Search the data for "Last". Each line containing it is to be copied.

[DATASET ENTRIES — start]

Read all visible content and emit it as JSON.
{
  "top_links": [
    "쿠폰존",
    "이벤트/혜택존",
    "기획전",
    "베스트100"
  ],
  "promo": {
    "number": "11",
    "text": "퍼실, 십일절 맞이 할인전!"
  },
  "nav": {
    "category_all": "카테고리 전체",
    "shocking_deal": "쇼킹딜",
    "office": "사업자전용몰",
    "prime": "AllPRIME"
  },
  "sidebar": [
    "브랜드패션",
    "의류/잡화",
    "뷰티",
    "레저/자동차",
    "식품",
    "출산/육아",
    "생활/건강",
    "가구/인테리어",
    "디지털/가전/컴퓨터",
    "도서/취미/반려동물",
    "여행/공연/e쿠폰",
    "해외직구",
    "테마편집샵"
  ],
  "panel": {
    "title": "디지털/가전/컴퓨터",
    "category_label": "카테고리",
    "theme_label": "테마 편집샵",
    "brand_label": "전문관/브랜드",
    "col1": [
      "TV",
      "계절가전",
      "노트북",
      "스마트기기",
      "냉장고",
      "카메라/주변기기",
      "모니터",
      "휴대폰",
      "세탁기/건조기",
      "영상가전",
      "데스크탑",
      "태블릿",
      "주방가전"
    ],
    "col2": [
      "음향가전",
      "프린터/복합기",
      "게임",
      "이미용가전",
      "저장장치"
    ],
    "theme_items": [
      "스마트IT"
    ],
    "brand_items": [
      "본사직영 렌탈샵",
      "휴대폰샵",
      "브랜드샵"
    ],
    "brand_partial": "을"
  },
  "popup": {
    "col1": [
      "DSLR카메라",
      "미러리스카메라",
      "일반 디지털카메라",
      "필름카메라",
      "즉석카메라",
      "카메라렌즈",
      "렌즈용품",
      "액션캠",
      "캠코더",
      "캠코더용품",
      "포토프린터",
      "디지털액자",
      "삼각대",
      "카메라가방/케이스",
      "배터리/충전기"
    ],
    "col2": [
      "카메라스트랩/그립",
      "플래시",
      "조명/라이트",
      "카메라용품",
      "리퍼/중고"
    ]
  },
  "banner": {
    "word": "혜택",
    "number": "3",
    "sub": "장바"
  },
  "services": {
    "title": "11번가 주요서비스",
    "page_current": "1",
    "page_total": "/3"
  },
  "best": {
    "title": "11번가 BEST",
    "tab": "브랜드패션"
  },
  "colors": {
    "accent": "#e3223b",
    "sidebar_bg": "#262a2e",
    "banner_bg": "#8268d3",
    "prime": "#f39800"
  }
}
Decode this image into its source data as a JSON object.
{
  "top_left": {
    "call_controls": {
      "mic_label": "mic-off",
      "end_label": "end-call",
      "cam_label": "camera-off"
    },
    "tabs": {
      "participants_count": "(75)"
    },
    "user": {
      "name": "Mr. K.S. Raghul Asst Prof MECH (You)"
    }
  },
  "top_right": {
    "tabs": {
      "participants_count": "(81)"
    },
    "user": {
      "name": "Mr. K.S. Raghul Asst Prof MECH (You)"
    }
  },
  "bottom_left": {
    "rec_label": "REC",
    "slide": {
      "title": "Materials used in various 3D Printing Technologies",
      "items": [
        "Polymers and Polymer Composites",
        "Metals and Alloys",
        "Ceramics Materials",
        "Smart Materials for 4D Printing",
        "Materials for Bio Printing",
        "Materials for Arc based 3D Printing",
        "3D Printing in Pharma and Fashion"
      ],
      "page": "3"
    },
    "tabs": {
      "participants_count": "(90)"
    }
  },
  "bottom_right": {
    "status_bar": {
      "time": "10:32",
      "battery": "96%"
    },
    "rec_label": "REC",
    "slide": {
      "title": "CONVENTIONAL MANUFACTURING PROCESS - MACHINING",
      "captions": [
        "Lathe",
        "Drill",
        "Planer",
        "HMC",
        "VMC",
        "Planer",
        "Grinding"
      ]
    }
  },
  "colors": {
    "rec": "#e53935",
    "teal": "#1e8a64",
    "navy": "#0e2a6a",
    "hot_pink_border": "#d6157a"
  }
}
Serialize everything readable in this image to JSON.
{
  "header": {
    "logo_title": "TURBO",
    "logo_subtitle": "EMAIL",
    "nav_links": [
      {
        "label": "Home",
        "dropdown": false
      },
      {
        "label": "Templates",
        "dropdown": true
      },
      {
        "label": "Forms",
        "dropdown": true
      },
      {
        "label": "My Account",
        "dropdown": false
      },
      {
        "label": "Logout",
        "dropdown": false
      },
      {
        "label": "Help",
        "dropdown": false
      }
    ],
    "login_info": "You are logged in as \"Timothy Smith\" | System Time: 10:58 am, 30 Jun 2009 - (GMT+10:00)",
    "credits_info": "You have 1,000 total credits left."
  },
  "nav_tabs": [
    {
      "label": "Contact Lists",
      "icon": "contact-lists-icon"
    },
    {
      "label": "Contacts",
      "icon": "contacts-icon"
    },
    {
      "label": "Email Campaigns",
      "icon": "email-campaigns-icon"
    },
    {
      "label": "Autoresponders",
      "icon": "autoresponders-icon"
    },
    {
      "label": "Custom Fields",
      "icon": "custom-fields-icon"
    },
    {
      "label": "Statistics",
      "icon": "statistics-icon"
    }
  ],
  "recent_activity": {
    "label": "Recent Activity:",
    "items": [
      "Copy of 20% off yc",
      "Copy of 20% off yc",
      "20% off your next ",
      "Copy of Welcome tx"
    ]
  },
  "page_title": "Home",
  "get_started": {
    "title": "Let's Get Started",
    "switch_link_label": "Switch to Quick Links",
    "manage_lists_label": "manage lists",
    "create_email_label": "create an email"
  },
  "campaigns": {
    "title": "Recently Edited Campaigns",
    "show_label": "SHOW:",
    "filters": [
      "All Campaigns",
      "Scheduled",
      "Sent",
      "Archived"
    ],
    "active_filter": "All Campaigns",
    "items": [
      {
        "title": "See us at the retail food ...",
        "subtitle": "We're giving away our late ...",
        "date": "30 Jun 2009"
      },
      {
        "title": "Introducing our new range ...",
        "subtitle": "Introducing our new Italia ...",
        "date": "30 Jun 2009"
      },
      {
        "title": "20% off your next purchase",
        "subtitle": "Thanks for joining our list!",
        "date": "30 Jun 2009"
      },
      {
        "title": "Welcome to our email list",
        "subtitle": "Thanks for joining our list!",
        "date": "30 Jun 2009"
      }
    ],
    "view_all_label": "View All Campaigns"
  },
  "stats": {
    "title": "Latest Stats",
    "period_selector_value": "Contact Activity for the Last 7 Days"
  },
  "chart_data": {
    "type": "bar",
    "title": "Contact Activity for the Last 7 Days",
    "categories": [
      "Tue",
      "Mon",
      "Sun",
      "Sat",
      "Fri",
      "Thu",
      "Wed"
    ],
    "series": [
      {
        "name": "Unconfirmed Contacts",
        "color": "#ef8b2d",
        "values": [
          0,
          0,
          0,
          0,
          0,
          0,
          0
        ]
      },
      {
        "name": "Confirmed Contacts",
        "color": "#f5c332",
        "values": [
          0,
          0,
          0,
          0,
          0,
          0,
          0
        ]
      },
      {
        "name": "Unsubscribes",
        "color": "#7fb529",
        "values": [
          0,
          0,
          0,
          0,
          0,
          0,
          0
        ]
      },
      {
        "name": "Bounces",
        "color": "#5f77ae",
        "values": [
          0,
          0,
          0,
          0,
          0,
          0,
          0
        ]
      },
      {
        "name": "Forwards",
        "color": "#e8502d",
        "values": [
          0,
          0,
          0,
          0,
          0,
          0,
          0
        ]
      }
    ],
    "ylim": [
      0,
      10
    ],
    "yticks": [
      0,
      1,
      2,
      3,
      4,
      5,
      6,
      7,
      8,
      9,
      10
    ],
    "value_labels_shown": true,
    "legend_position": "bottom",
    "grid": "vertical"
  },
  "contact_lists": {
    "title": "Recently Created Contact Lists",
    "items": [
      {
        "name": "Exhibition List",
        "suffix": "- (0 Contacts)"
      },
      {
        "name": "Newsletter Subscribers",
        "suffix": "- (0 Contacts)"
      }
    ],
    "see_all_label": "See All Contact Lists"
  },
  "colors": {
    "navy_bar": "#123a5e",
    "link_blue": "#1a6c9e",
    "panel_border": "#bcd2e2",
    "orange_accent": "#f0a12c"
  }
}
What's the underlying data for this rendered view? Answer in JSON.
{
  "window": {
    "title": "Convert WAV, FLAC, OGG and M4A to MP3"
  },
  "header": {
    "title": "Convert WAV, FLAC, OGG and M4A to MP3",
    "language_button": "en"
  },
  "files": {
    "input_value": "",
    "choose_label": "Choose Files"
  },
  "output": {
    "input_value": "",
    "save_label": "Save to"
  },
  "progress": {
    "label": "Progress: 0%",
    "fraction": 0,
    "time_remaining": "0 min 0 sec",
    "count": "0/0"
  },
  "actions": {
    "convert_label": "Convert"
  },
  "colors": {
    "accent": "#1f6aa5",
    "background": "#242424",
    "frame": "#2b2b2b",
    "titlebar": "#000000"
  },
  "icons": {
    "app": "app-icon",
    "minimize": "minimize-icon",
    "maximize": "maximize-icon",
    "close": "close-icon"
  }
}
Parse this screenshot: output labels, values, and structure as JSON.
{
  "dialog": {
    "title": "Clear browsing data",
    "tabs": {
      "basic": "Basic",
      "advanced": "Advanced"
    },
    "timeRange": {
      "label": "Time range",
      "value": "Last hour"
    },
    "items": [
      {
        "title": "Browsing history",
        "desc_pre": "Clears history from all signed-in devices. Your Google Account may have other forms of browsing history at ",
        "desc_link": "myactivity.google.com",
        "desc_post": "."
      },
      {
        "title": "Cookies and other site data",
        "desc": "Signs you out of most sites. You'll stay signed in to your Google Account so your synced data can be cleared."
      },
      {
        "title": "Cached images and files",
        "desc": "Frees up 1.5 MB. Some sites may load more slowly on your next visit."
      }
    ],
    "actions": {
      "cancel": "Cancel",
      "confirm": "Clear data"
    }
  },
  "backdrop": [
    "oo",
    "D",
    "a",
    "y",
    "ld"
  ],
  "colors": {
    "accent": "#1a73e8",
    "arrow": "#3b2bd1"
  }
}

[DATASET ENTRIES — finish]

**RESPONSE**
    "period_selector_value": "Contact Activity for the Last 7 Days"
    "title": "Contact Activity for the Last 7 Days",
      "value": "Last hour"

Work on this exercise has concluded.